— TASK OBJECTIVE —
Repeat the entries below word for word, though any picture in them should be dropped.

— DATA UNDER STUDY —

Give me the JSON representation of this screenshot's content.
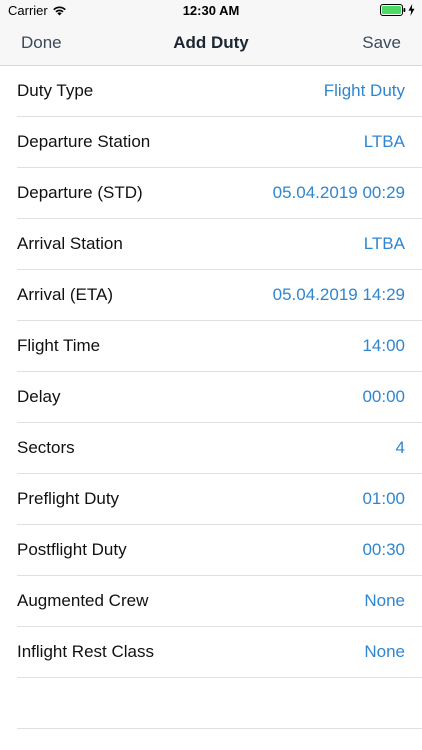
{
  "status_bar": {
    "carrier": "Carrier",
    "time": "12:30 AM",
    "battery_color": "#4cd964",
    "icons": [
      "wifi-icon",
      "battery-icon",
      "charging-bolt-icon"
    ]
  },
  "nav": {
    "left_label": "Done",
    "title": "Add Duty",
    "right_label": "Save",
    "tint_color": "#3a4a5c"
  },
  "rows": [
    {
      "label": "Duty Type",
      "value": "Flight Duty"
    },
    {
      "label": "Departure Station",
      "value": "LTBA"
    },
    {
      "label": "Departure (STD)",
      "value": "05.04.2019 00:29"
    },
    {
      "label": "Arrival Station",
      "value": "LTBA"
    },
    {
      "label": "Arrival (ETA)",
      "value": "05.04.2019 14:29"
    },
    {
      "label": "Flight Time",
      "value": "14:00"
    },
    {
      "label": "Delay",
      "value": "00:00"
    },
    {
      "label": "Sectors",
      "value": "4"
    },
    {
      "label": "Preflight Duty",
      "value": "01:00"
    },
    {
      "label": "Postflight Duty",
      "value": "00:30"
    },
    {
      "label": "Augmented Crew",
      "value": "None"
    },
    {
      "label": "Inflight Rest Class",
      "value": "None"
    }
  ],
  "value_color": "#2f86d0"
}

— TASK OUTPUT —
Give me the JSON representation of this screenshot's content.
{
  "status_bar": {
    "carrier": "Carrier",
    "time": "12:30 AM",
    "battery_color": "#4cd964",
    "icons": [
      "wifi-icon",
      "battery-icon",
      "charging-bolt-icon"
    ]
  },
  "nav": {
    "left_label": "Done",
    "title": "Add Duty",
    "right_label": "Save",
    "tint_color": "#3a4a5c"
  },
  "rows": [
    {
      "label": "Duty Type",
      "value": "Flight Duty"
    },
    {
      "label": "Departure Station",
      "value": "LTBA"
    },
    {
      "label": "Departure (STD)",
      "value": "05.04.2019 00:29"
    },
    {
      "label": "Arrival Station",
      "value": "LTBA"
    },
    {
      "label": "Arrival (ETA)",
      "value": "05.04.2019 14:29"
    },
    {
      "label": "Flight Time",
      "value": "14:00"
    },
    {
      "label": "Delay",
      "value": "00:00"
    },
    {
      "label": "Sectors",
      "value": "4"
    },
    {
      "label": "Preflight Duty",
      "value": "01:00"
    },
    {
      "label": "Postflight Duty",
      "value": "00:30"
    },
    {
      "label": "Augmented Crew",
      "value": "None"
    },
    {
      "label": "Inflight Rest Class",
      "value": "None"
    }
  ],
  "value_color": "#2f86d0"
}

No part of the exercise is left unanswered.